In the records that follow, find each line containing "date" and copy it.

Web page and app entries:

--------------------------------

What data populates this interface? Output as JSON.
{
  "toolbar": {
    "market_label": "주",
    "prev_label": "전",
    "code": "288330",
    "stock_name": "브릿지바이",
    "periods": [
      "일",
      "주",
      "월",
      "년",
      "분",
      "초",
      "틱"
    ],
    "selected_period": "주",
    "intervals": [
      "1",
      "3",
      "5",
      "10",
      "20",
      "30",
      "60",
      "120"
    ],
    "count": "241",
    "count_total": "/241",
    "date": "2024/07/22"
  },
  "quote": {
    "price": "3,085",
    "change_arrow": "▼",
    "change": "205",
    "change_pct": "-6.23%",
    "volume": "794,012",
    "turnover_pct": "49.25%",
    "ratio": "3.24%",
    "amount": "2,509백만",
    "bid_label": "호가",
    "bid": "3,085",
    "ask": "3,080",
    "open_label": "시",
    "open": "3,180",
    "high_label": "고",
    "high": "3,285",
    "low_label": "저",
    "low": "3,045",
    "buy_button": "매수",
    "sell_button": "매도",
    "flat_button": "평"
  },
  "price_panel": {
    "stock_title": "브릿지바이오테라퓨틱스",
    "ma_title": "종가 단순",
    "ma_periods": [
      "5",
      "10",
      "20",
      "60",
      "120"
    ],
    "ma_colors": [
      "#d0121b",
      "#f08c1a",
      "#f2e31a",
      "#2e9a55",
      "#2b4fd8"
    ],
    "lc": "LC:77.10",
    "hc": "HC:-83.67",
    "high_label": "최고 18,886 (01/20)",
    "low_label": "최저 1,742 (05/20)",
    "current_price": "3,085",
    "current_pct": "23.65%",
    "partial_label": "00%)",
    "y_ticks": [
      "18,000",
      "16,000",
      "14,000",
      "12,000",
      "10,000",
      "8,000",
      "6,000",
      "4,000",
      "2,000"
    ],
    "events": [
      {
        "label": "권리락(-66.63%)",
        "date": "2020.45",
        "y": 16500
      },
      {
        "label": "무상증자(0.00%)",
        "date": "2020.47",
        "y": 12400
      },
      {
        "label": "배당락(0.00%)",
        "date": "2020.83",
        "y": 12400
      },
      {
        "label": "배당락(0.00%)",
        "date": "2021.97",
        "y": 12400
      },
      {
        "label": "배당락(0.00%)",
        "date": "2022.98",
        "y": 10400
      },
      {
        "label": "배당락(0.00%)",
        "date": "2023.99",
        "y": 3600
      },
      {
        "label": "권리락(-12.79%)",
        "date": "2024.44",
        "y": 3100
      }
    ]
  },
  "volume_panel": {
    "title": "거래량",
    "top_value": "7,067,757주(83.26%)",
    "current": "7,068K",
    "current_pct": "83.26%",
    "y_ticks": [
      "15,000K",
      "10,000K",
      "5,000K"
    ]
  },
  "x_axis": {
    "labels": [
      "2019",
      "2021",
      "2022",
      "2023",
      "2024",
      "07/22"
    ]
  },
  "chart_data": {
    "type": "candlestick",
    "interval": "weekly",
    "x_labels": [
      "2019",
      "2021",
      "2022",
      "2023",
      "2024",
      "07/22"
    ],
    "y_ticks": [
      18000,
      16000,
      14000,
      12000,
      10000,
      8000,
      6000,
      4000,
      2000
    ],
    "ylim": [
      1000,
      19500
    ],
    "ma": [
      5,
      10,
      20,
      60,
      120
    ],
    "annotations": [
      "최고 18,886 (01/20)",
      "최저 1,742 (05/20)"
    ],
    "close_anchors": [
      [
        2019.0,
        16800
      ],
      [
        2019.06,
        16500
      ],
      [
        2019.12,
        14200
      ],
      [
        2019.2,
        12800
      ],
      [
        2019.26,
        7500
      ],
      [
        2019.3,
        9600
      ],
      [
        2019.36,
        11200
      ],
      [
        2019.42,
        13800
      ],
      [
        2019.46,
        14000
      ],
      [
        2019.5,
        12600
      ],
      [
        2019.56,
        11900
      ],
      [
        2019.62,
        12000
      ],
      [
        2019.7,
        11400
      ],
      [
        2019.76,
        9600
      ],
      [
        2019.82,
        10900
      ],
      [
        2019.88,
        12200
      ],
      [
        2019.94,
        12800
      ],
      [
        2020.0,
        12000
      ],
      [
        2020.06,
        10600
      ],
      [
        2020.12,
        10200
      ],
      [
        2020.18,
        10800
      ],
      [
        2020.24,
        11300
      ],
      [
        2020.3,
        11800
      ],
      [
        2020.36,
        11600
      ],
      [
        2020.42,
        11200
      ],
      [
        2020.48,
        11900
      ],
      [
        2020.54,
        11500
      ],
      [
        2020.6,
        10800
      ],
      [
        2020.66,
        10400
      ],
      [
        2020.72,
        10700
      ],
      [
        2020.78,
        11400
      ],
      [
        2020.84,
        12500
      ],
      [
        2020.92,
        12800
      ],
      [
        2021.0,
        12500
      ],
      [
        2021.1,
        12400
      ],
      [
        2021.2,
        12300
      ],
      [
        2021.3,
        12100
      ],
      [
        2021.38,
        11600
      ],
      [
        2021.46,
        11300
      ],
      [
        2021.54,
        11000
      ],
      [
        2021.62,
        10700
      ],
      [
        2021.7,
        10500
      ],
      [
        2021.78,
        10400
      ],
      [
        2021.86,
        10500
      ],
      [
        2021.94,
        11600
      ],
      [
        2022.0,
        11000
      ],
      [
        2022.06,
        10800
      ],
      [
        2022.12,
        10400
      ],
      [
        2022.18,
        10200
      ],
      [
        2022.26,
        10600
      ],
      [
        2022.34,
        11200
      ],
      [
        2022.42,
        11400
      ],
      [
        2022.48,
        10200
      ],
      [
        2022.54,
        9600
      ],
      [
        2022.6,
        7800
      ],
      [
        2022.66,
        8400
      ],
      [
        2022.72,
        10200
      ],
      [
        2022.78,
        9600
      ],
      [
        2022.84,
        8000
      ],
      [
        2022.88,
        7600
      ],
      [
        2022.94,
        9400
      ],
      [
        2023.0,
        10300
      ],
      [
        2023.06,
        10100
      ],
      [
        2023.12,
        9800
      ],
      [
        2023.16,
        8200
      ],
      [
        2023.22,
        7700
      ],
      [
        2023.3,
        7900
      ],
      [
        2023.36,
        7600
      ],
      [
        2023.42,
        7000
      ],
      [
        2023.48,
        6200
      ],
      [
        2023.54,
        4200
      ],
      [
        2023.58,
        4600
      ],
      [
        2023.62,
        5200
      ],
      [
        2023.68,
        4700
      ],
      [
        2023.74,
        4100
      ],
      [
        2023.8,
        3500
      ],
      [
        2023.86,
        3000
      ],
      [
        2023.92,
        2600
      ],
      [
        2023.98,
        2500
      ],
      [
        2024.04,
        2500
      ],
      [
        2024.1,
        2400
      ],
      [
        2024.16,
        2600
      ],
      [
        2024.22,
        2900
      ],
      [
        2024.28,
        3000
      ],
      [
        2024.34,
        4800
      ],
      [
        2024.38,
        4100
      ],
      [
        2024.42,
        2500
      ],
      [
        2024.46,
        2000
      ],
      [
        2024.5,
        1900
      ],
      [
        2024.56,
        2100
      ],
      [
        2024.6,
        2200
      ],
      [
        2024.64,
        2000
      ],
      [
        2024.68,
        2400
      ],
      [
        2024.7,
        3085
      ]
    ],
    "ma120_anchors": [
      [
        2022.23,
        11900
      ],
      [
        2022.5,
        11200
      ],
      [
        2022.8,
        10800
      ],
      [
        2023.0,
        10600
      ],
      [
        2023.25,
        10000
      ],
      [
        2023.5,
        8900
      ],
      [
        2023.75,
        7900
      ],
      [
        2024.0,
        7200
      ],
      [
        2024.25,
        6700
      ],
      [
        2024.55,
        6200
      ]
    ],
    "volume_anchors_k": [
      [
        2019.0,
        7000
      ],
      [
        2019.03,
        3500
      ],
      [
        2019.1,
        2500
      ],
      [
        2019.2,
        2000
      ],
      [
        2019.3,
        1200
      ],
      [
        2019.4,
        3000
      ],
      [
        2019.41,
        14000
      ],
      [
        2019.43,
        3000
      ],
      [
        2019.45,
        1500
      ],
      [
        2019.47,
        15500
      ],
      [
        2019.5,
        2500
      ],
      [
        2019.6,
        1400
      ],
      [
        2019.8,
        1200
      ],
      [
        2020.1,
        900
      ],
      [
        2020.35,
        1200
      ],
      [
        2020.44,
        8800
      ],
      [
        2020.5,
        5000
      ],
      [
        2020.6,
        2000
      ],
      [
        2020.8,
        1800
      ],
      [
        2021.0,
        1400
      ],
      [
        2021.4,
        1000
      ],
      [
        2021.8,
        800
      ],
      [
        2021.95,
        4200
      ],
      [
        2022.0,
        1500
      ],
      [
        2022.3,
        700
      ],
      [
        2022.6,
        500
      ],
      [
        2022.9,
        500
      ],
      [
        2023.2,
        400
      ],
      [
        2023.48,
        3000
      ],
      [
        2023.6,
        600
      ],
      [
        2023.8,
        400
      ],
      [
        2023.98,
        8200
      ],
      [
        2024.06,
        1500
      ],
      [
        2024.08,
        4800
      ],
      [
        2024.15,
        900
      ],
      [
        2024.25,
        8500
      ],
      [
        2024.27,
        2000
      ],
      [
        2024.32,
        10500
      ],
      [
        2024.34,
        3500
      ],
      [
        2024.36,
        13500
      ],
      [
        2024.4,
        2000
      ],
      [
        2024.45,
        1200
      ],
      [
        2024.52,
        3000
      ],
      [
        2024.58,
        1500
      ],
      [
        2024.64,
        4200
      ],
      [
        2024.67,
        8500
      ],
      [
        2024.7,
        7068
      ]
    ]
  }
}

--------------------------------

Task result:
    "date": "2024/07/22"
        "date": "2020.45",
        "date": "2020.47",
        "date": "2020.83",
        "date": "2021.97",
        "date": "2022.98",
        "date": "2023.99",
        "date": "2024.44",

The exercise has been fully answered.